Calling Mandarake 'a chain of Japanese stores' is akin to calling the Louvre
'a museum'. Having visited two of Mandarake's stores, I'm of the opinion that the above description just doesn't cut it
Founded in 1987
as a used manga
store in Nakano
, Mandarake has now spread out to several stores:
So far I've only been to the Shibuya and Nakano locations, but as they seem to be the flagship
s of the franchise I feel descriptions of them are appropriate.
Mandarake Shibuya is about a 5 minute walk away from the JR
exit. It's a bit hard to find the first time, but if you see the broken clock
on the left (assuming you go to the right of the koban
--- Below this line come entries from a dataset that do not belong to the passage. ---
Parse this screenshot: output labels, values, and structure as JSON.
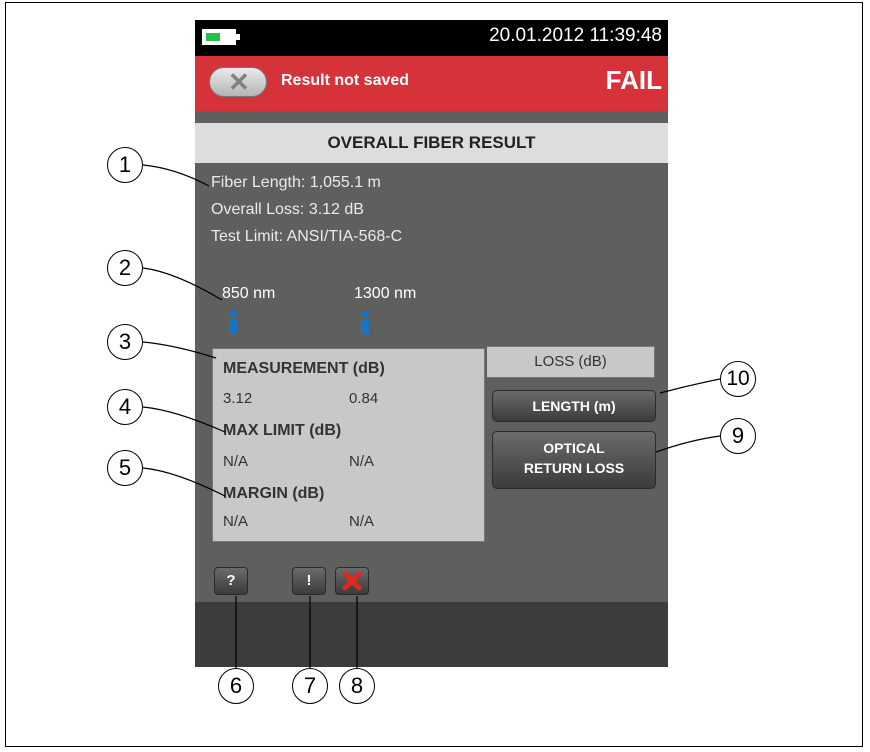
{
  "status_bar": {
    "datetime": "20.01.2012 11:39:48",
    "battery_icon": "battery-icon"
  },
  "header": {
    "save_status": "Result not saved",
    "verdict": "FAIL",
    "back_icon": "close-x-icon",
    "color": "#d5323a"
  },
  "title": "OVERALL FIBER RESULT",
  "summary": {
    "fiber_length": "Fiber Length: 1,055.1 m",
    "overall_loss": "Overall Loss: 3.12 dB",
    "test_limit": "Test Limit: ANSI/TIA-568-C"
  },
  "wavelengths": [
    "850 nm",
    "1300 nm"
  ],
  "panel": {
    "measurement_label": "MEASUREMENT (dB)",
    "measurement_values": [
      "3.12",
      "0.84"
    ],
    "max_limit_label": "MAX LIMIT (dB)",
    "max_limit_values": [
      "N/A",
      "N/A"
    ],
    "margin_label": "MARGIN (dB)",
    "margin_values": [
      "N/A",
      "N/A"
    ]
  },
  "tabs": {
    "loss": "LOSS (dB)",
    "length": "LENGTH (m)",
    "orl_line1": "OPTICAL",
    "orl_line2": "RETURN LOSS"
  },
  "bottom_buttons": {
    "help": "?",
    "warning": "!",
    "delete_icon": "red-x-icon"
  },
  "callouts": [
    "1",
    "2",
    "3",
    "4",
    "5",
    "6",
    "7",
    "8",
    "9",
    "10"
  ]
}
, viz. the map on their website), then you've found it. Two flights of stairs accompanied by strobe lighting and you're greeted with a glass case of costumes on your right.
It's all one floor, which means that Shibuya is truly a treasure hunt. One section of the store has tons of doujinshi
(clean and otherwise), another section has shelves upon shelves of regular manga, and other shelves have everything from DVD
s to videogame
s, soundtrack CD
s, and more. A rack has children's costumes (Including an adorable Sakura
for a mere 8700Y), and most of the costumes in the store have a price tag attached. There's a couple large glass cases with cels displayed, currently (as of Sept. 04) including a few beautiful Nausicaa
pieces as well as many other anime. Behind that is a Tetsuo Otomo
case which has Akira
I could go on and on about what I've seen in this store. Classic Game and Watch
handheld games for over 10,000Y (roughly $100). An original gray-brick Nintendo GameBoy
system for roughly $15. Edward Elric
's State Alchemist pocketwatch
. If this is what I found, imagine what, at the moment, lies unfound
From the Nakano station, go up the street so that the Sun Plaza
is on your left up ahead. Then, when an alleyway on the right presents itself, turn right and walk down. You'll soon find yourself in this long corridor
which appears to resemble a mall. Align yourself with the corridor and walk all the way down, and you'll find yourself in Nakano Broadway
. Go upstairs to the second floor.
If there was such thing as an anime mall, Mandarake Nakano
would be it. Although Mandarake takes up much of the real estate
inside Nakano Broadway, there are many other anime/toy/manga/etc-related stores that also reside within. Mandarake's Nakano presence consists of 16 different stores, each catering towards one individual thing, be it manga, figures, new toys, cels/genga, cosplay, cards, videogames, and just about anything you can think of. You will never
look at the dealers room
at your anime convention
of choice in the same way again. Allow yourself several (dozen
) trips, and don't forget your credit card. In addition, because Nakano is the headquarters for Mandarake, you'll easily find staffers fluent
to assist you in your purchasing needs.
Mandarake Akihabara is supposedly the
place for doujinshi, as that's the only type of merchandise it stocks. However, if you're looking for merchandise of all sorts for all the latest shows, there are plenty of other shops in Akihabara where one can go...
says re mandarake: praised be mandarake. I loved those stores when I was living in Tokyo
says actually, the Akihabara Mandarake has 2 floors, one entirely doujins, the other is goods like model kits, figures, CDs and DVDs. But that floor has to compete with the rest of Electric Town.
says re mandarake: Oh man, hooray for Mandarake. What amazes me about the Shibuya location is how FAR underground it is.